Once defined by its red-brick factories and warehouses, Williamsburg later became known for artist’s lofts featuring Edison bulbs and exposed brick walls. As the Brooklyn neighbourhood gentrified and brands like Apple eventually moved in, many of them embraced exposed brick as a key component of their Bedford or Whyte Avenue store designs. To this day, the material continues to serve as a key part of Williamsburg’s aesthetic identity — even in newly built properties.
For instance, 25 Kent — the area’s first major office construction project in nearly half a century, completed in 2019 and designed by HWKN and Gensler — joins together two eight-storey red brick structures. Earlier this year, streetwear boutique Kith set up shop in one of the building’s ground-floor retail spaces.
Founded by Queens footwear industry veteran Ronnie Fieg, the shoe and apparel retailer is known for its curated selection and much-hyped sneaker collaborations. While it now operates outposts everywhere from Miami to Milan, Kith opened its first location in Brooklyn back in 2011, near the then-under-construction Barclays Centre. Like many of Kith’s subsequent locations, that original store is a sleek, futuristic fusion of glossy white tile and shiny metal.

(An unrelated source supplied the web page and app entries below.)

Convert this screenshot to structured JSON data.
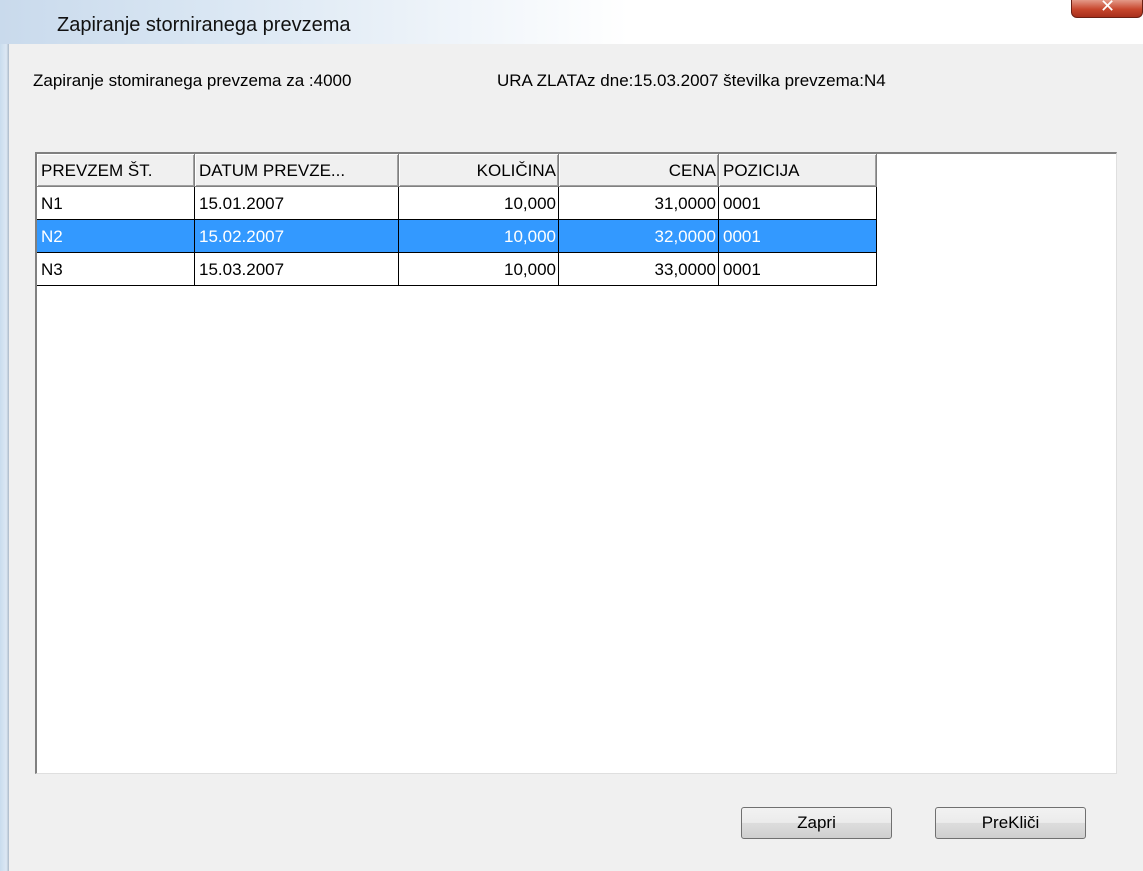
{
  "window": {
    "title": "Zapiranje storniranega prevzema"
  },
  "info": {
    "left_text": "Zapiranje stomiranega prevzema za :4000",
    "right_text": "URA ZLATAz dne:15.03.2007 številka prevzema:N4"
  },
  "table": {
    "headers": [
      "PREVZEM ŠT.",
      "DATUM PREVZE...",
      "KOLIČINA",
      "CENA",
      "POZICIJA"
    ],
    "rows": [
      [
        "N1",
        "15.01.2007",
        "10,000",
        "31,0000",
        "0001"
      ],
      [
        "N2",
        "15.02.2007",
        "10,000",
        "32,0000",
        "0001"
      ],
      [
        "N3",
        "15.03.2007",
        "10,000",
        "33,0000",
        "0001"
      ]
    ],
    "selected_row": 1
  },
  "buttons": {
    "close_label": "Zapri",
    "cancel_label": "PreKliči"
  },
  "colors": {
    "selection": "#3399ff",
    "close_button": "#c7462d"
  }
}
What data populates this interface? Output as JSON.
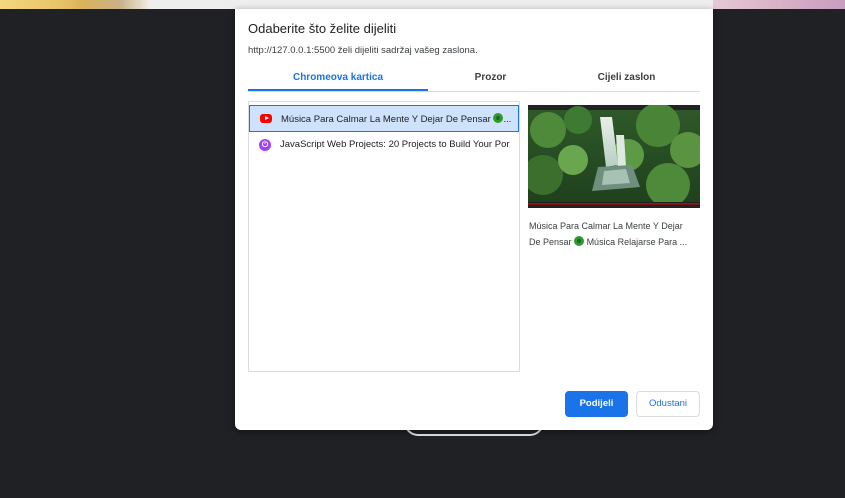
{
  "dialog": {
    "title": "Odaberite što želite dijeliti",
    "subtitle": "http://127.0.0.1:5500 želi dijeliti sadržaj vašeg zaslona.",
    "tabs": [
      {
        "label": "Chromeova kartica",
        "selected": true
      },
      {
        "label": "Prozor",
        "selected": false
      },
      {
        "label": "Cijeli zaslon",
        "selected": false
      }
    ],
    "items": [
      {
        "label": "Música Para Calmar La Mente Y Dejar De Pensar",
        "suffix": "...",
        "icon": "youtube-icon",
        "selected": true
      },
      {
        "label": "JavaScript Web Projects: 20 Projects to Build Your Por...",
        "icon": "javascript-course-icon",
        "selected": false
      }
    ],
    "preview": {
      "caption_line1": "Música Para Calmar La Mente Y Dejar",
      "caption_line2_a": "De Pensar",
      "caption_line2_b": "Música Relajarse Para ..."
    },
    "buttons": {
      "share": "Podijeli",
      "cancel": "Odustani"
    }
  },
  "colors": {
    "accent": "#1a73e8",
    "selected_bg": "#cfe2fc",
    "backdrop": "#202124"
  }
}
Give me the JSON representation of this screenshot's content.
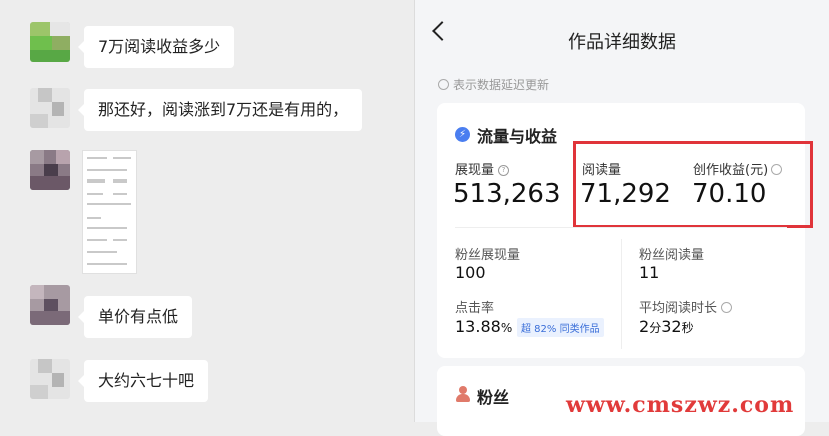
{
  "chat": {
    "messages": [
      {
        "text": "7万阅读收益多少"
      },
      {
        "text": "那还好，阅读涨到7万还是有用的，"
      },
      {
        "text": "单价有点低"
      },
      {
        "text": "大约六七十吧"
      }
    ]
  },
  "detail": {
    "title": "作品详细数据",
    "notice": "表示数据延迟更新",
    "section_title": "流量与收益",
    "impressions_label": "展现量",
    "impressions_value": "513,263",
    "reads_label": "阅读量",
    "reads_value": "71,292",
    "earnings_label": "创作收益(元)",
    "earnings_value": "70.10",
    "fan_impressions_label": "粉丝展现量",
    "fan_impressions_value": "100",
    "fan_reads_label": "粉丝阅读量",
    "fan_reads_value": "11",
    "ctr_label": "点击率",
    "ctr_value": "13.88",
    "ctr_unit": "%",
    "ctr_badge": "超 82% 同类作品",
    "avg_time_label": "平均阅读时长",
    "avg_time_min": "2",
    "avg_time_min_unit": "分",
    "avg_time_sec": "32",
    "avg_time_sec_unit": "秒",
    "fans_title": "粉丝"
  },
  "watermark": "www.cmszwz.com",
  "colors": {
    "highlight": "#e0343a",
    "accent": "#4a7ef0",
    "watermark": "#e13a3a"
  }
}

But Kith’s Williamsburg follow-up — designed by Feig with Kith’s in-house team — takes a slightly different approach, paying tribute to Williamsburg’s character in a setting that puts a refined spin on raw industrial materials.
Matching the structural brickwork of 25 Kent (which also contains Kith’s corporate headquarters) and its historic red-brick neighbours, the store’s double-height space is anchored by a brick-clad rotunda featuring four arched cutouts. Two of these voids are filled in with transparent sneaker displays, while the other two serve as open doorways. All four arches feature a thick metal band that acts as a buffer between the structure’s dark brick exterior and its light wood lining.
Within the store’s inner sneaker sanctum, three stacked ring lights highlight the domed ceiling’s impressive woodwork. Or, for those more interested in admiring the latest drop of Nikes or Salomons, white oak benches — one of them bordering a matching wood column — and a couple of mirrors are ready to assist with try-ons.
Back outside the dome, several clothing racks bring another hit of white oak. These curved displays wrap around the circular edges of Kith’s sunken display floor, sectioned off from the store’s outer ramp walkway by a wall of metallic fins. Overhead, a ring of linear pendant lights extend outwards towards the shop’s glass facade, which provides natural light for a few small pockets of indoor greenery.
The rest of the store favours a minimalist combination of concrete and stainless steel. One notable exception is Kith Treats, an ice cream counter that lets customers top their soft serve with their choice of cereal. To match the extravagance of the treats on offer, this entire corner is clad in Rosa Aurora marble.
In streetwear culture, the expression “bricking a fit” is sometimes used to describe someone who has attempted but failed to execute a stylish outfit. But when the brickwork is this good, anyone would be lucky to have their fit measure up.
Inspired by the industrial spirit of its neighbourhood, Kith arranges its second Brooklyn location around a red-brick rotunda.